Scopello, San Vito Lo Capo, Marsala and surroundings
Let's discover some of the most fascinating places on the western Tyrrhenian coast in the province of Trapani.
After sunset, the ancient village of Scopello becomes particularly evocative. Walking through the narrow streets is an immense pleasure. During the long summer days, perhaps on our way back from the Zingaro Nature Reserve, we can find shelter in the shade of a fig tree and eat u pani cunzatu: a triumph of simplicity and strong flavours, homemade bread with olive oil, anchovies and tomato.
Now, after a refreshing morning swim, let's get going!
Today’s first destination is Segesta, a secluded hilltop site of a well-preserved Greek temple and theatre, both very well-preserved.
Just looking around confirms how skilful the ancient Greeks were at choosing beautiful places to build their most important buildings! The best time to visit these places is early in the morning. After a meditative pause, to breathe in the that special atmosphere of the past and clear our minds, we set off towards our next destination: San Vito lo Capo.
Not so many years ago it was a quiet and peaceful fishing village . However, just four little white houses dotted a beach more than three kilometres long, broad and white, and with a warm and clear sea rolling onto the beach of such an emerald colour that it looks as if it had been taken from the Caribbean. All this has made San Vito lo Capo one of Sicily’s most sought-after tourist bathing sites! With hotels, restaurants, cafés and shops, you are spoilt for choice. However, the inhabitants try to harmonise all this with respect for the area. The beach is always fabulous, well-equipped and able to cater for a multitude of guests.
In the evening, we head to the main street to stroll in the “struscio“, an all-Sicilian custom, characterised by the sound of footsteps walking back and forth along the main street until late into evening. To perfectly capture this relaxed atmosphere, strolling in flip-flops or, better still, barefoot, day or night, let’s enjoy a tasty caldofreddo, the typical San Vito Lo Capo ice-cream that mixes cold and hot ingredients, and cous cous.
This is the famous raw wheat semolina that arrived on our plates from North Africa (maybe on the Sirocco wind?) to accompany succulent fish, legume or meat dishes. San Vito is also home to the Couscous Fest, the international festival dedicated to this dish and the meeting of cultures.
Food enthusiasts should also remember to sample the local cannoli, for example, those made in Dattilo (a hamlet of Paceco), particularly delicious hand-made delicacies with a light crumbly wafer.
Now let’s follow the sea until Trapani, where we reach the imposing mountain of Erice with its summit town that is one of the oldest settlements in Sicily. It is said to have been founded by the Elymians, the island’s oldest inhabitants, eight centuries before the birth of Christ. It is worth climbing those hairpin bends (or reaching the top with the panoramic cable car) for a refreshing walk in an intimate and special atmosphere. Only after visiting the belvedere gardens, the medieval towers, the Castello di Venere and the Chiesa Madre, can we continue and wander through the narrow streets, perhaps to taste the famous Erice almond cakes and buy one of the colourful carpets made of “stracci” (rags).

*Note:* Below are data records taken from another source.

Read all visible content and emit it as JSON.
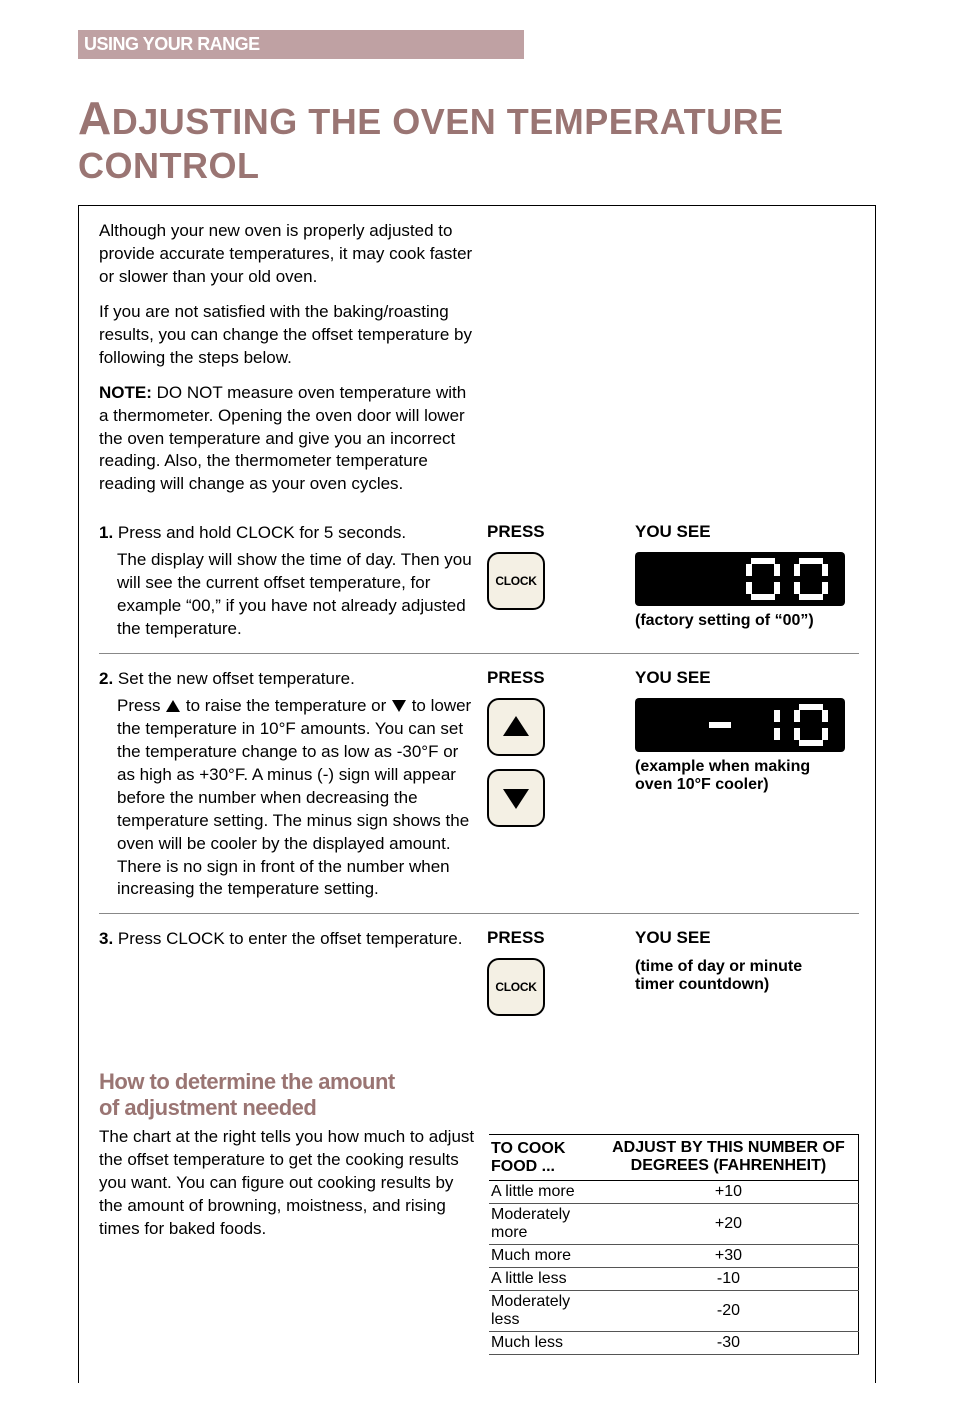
{
  "section_bar": "USING YOUR RANGE",
  "title_first": "A",
  "title_rest": "DJUSTING THE OVEN TEMPERATURE CONTROL",
  "intro": {
    "p1": "Although your new oven is properly adjusted to provide accurate temperatures, it may cook faster or slower than your old oven.",
    "p2": "If you are not satisfied with the baking/roasting results, you can change the offset temperature by following the steps below.",
    "note_label": "NOTE:",
    "note_body": " DO NOT measure oven temperature with a thermometer. Opening the oven door will lower the oven temperature and give you an incorrect reading. Also, the thermometer temperature reading will change as your oven cycles."
  },
  "col_press": "PRESS",
  "col_yousee": "YOU SEE",
  "clock_label": "CLOCK",
  "steps": {
    "s1": {
      "head": "1. Press and hold CLOCK for 5 seconds.",
      "body": "The display will show the time of day. Then you will see the current offset temperature, for example “00,” if you have not already adjusted the temperature.",
      "caption": "(factory setting of “00”)"
    },
    "s2": {
      "head": "2. Set the new offset temperature.",
      "body_a": "Press ",
      "body_b": " to raise the temperature or ",
      "body_c": " to lower the temperature in 10°F amounts. You can set the temperature change to as low as -30°F or as high as +30°F. A minus (-) sign will appear before the number when decreasing the temperature setting. The minus sign shows the oven will be cooler by the displayed amount. There is no sign in front of the number when increasing the temperature setting.",
      "caption": "(example when making oven 10°F cooler)"
    },
    "s3": {
      "head": "3. Press CLOCK to enter the offset temperature.",
      "caption": "(time of day or minute timer countdown)"
    }
  },
  "subhead": "How to determine the amount of adjustment needed",
  "adjust_para": "The chart at the right tells you how much to adjust the offset temperature to get the cooking results you want. You can figure out cooking results by the amount of browning, moistness, and rising times for baked foods.",
  "table": {
    "h1": "TO COOK FOOD ...",
    "h2": "ADJUST BY THIS NUMBER OF DEGREES (FAHRENHEIT)",
    "rows": [
      {
        "c1": "A little more",
        "c2": "+10"
      },
      {
        "c1": "Moderately more",
        "c2": "+20"
      },
      {
        "c1": "Much more",
        "c2": "+30"
      },
      {
        "c1": "A little less",
        "c2": "-10"
      },
      {
        "c1": "Moderately less",
        "c2": "-20"
      },
      {
        "c1": "Much less",
        "c2": "-30"
      }
    ]
  },
  "chart_data": {
    "type": "table",
    "title": "Oven temperature offset adjustment guide",
    "columns": [
      "TO COOK FOOD ...",
      "ADJUST BY THIS NUMBER OF DEGREES (FAHRENHEIT)"
    ],
    "rows": [
      [
        "A little more",
        10
      ],
      [
        "Moderately more",
        20
      ],
      [
        "Much more",
        30
      ],
      [
        "A little less",
        -10
      ],
      [
        "Moderately less",
        -20
      ],
      [
        "Much less",
        -30
      ]
    ]
  }
}
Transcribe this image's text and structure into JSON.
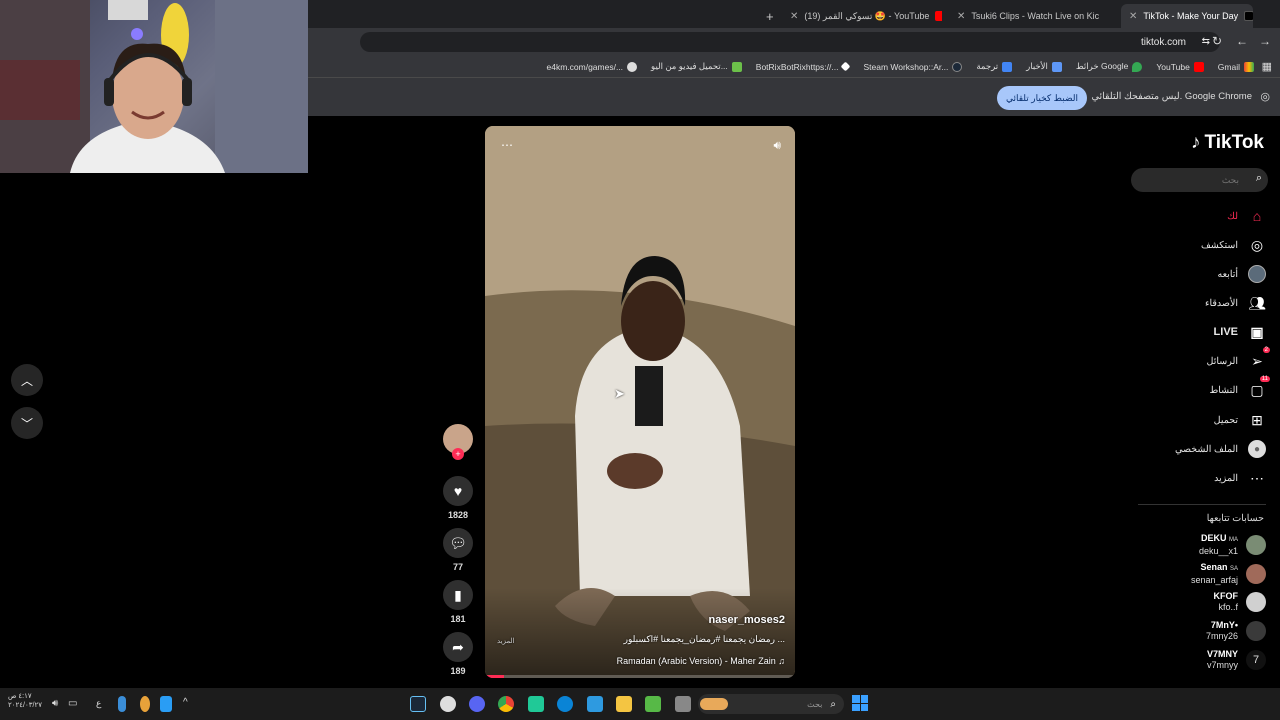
{
  "browser": {
    "tabs": [
      {
        "label": "TikTok - Make Your Day",
        "active": true
      },
      {
        "label": "Tsuki6 Clips - Watch Live on Kic",
        "active": false
      },
      {
        "label": "(19) تسوكي القمر 🤩 - YouTube",
        "active": false
      }
    ],
    "new_tab_icon": "plus-icon",
    "url": "tiktok.com",
    "bookmarks": [
      "Gmail",
      "YouTube",
      "خرائط Google",
      "الأخبار",
      "ترجمة",
      "Steam Workshop::Ar...",
      "BotRixBotRixhttps://...",
      "تحميل فيديو من اليو...",
      "e4km.com/games/..."
    ],
    "infobar": {
      "message": "ليس متصفحك التلقائي. Google Chrome",
      "button": "الضبط كخيار تلقائي"
    }
  },
  "video": {
    "username": "naser_moses2",
    "caption": "رمضان يجمعنا #رمضان_يجمعنا #اكسبلور ...",
    "more_label": "المزيد",
    "music": "Ramadan (Arabic Version) - Maher Zain",
    "progress_fraction": 0.06
  },
  "actions": {
    "likes": "1828",
    "comments": "77",
    "saves": "181",
    "shares": "189"
  },
  "tiktok": {
    "logo": "TikTok",
    "search_placeholder": "بحث",
    "nav": [
      {
        "label": "لك",
        "icon": "home-icon"
      },
      {
        "label": "استكشف",
        "icon": "compass-icon"
      },
      {
        "label": "أتابعه",
        "icon": "following-avatar-icon"
      },
      {
        "label": "الأصدقاء",
        "icon": "friends-icon"
      },
      {
        "label": "LIVE",
        "icon": "live-icon"
      },
      {
        "label": "الرسائل",
        "icon": "messages-icon",
        "badge": "2"
      },
      {
        "label": "النشاط",
        "icon": "activity-icon",
        "badge": "11"
      },
      {
        "label": "تحميل",
        "icon": "upload-icon"
      },
      {
        "label": "الملف الشخصي",
        "icon": "profile-icon"
      },
      {
        "label": "المزيد",
        "icon": "more-icon"
      }
    ],
    "following_header": "حسابات تتابعها",
    "following": [
      {
        "name": "DEKU",
        "tag": "MA",
        "handle": "deku__x1"
      },
      {
        "name": "Senan",
        "tag": "SA",
        "handle": "senan_arfaj"
      },
      {
        "name": "KFOF",
        "tag": "",
        "handle": "kfo..f"
      },
      {
        "name": "7MnY•",
        "tag": "",
        "handle": "7mny26"
      },
      {
        "name": "V7MNY",
        "tag": "",
        "handle": "v7mnyy"
      }
    ]
  },
  "taskbar": {
    "search_placeholder": "بحث",
    "time": "٤:١٧ ص",
    "date": "٢٠٢٤/٠٣/٢٧",
    "lang": "ع"
  },
  "colors": {
    "accent": "#fe2c55",
    "chrome_bg": "#35363a",
    "infobar_button": "#a8c7fa"
  }
}
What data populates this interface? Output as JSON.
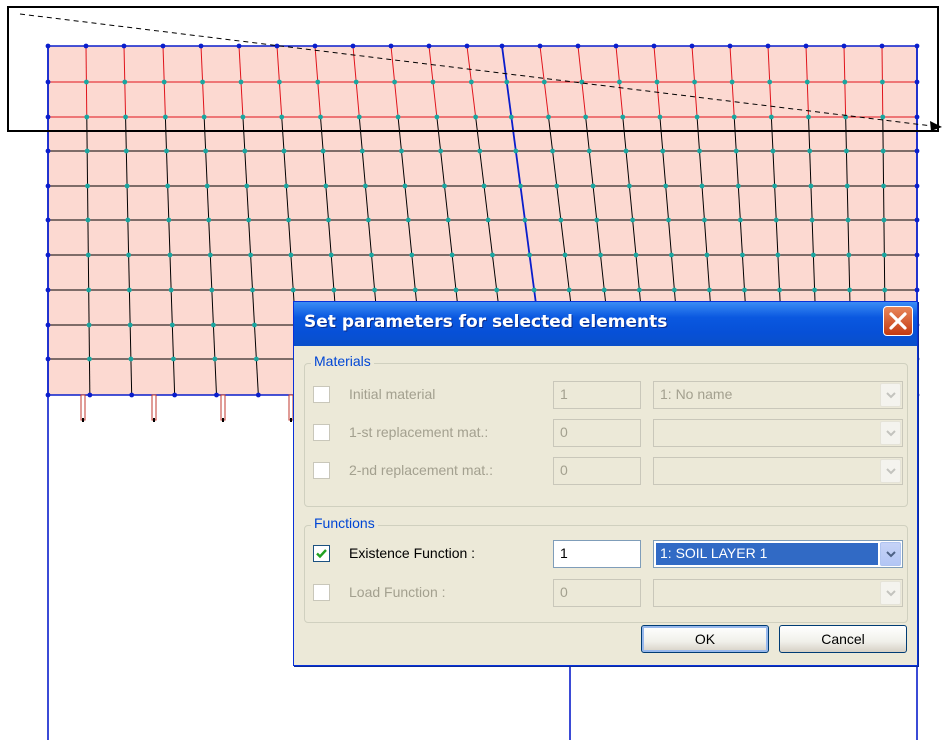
{
  "dialog": {
    "title": "Set parameters for selected elements",
    "materials_group": "Materials",
    "functions_group": "Functions",
    "ok_label": "OK",
    "cancel_label": "Cancel"
  },
  "materials": [
    {
      "label": "Initial material",
      "value": "1",
      "selected": "1: No name",
      "checked": false,
      "enabled": false
    },
    {
      "label": "1-st replacement mat.:",
      "value": "0",
      "selected": "",
      "checked": false,
      "enabled": false
    },
    {
      "label": "2-nd replacement mat.:",
      "value": "0",
      "selected": "",
      "checked": false,
      "enabled": false
    }
  ],
  "functions": [
    {
      "label": "Existence Function :",
      "value": "1",
      "selected": "1: SOIL LAYER 1",
      "checked": true,
      "enabled": true
    },
    {
      "label": "Load Function :",
      "value": "0",
      "selected": "",
      "checked": false,
      "enabled": false
    }
  ],
  "colors": {
    "mesh_fill": "#FCD9D1",
    "red_lines": "#E0141C",
    "black_lines": "#000000",
    "blue_lines": "#0A1ECC",
    "nodes": "#1AA6A0",
    "xp_title_blue": "#0750D7",
    "dialog_face": "#ECE9D8",
    "selection_blue": "#316AC5"
  }
}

The down-town of Trapani awaits us. Here we could take a ferry or hydrofoil for a trip to the Egadi Islands, but this time, we head south, we certainly don’t want to miss the Saline salt pans with their characteristic windmills, which we saw from above on our way down from Erice.
In these large basins, the sea evaporates, leaving behind the salt, which is accumulated in small mounds covered with tiles to shelter it from the wind. Working tools and objects from the past are preserved in the Salt Museum. After the visit and an evening apéritif, a perfect meal for the occasion is a sampling of the typical sea bass cooked in salt (some mills are also restaurants). Here the sunset is unforgettable:: we can watch the colours of the sky reflected in the water mirrors of the salt pans.
On the road to Marsala, we can also make a detour to see Mozia, a tiny island steeped in history.
It can be reached by boat in just a few minutes. In ancient times, it could be reached by wagon or on the back of a mule via a path at water level. Its precious Antiquarium houses a sculpture masterpiece: the celebrated “Kuros”, the Youth of Mozia.
If Garibaldi’s “Mille”, the “thousand volunteers”, landed precisely in Marsala, there must have been a reason! You can almost see it in the proud faces of the older citizens of Marsala as they stroll through the streets of the centre of this elegant town. Not to be missed is the Norman duomo of St. Thomas of Canterbury and a visit to see the remains of a Punic ship at the Baglio Anselmi Archaeological Museum.
Don’t forget to taste Marsala: this is the sweet fortified wine that has made this town famous all over the world as a “European City of Wine” since 2013.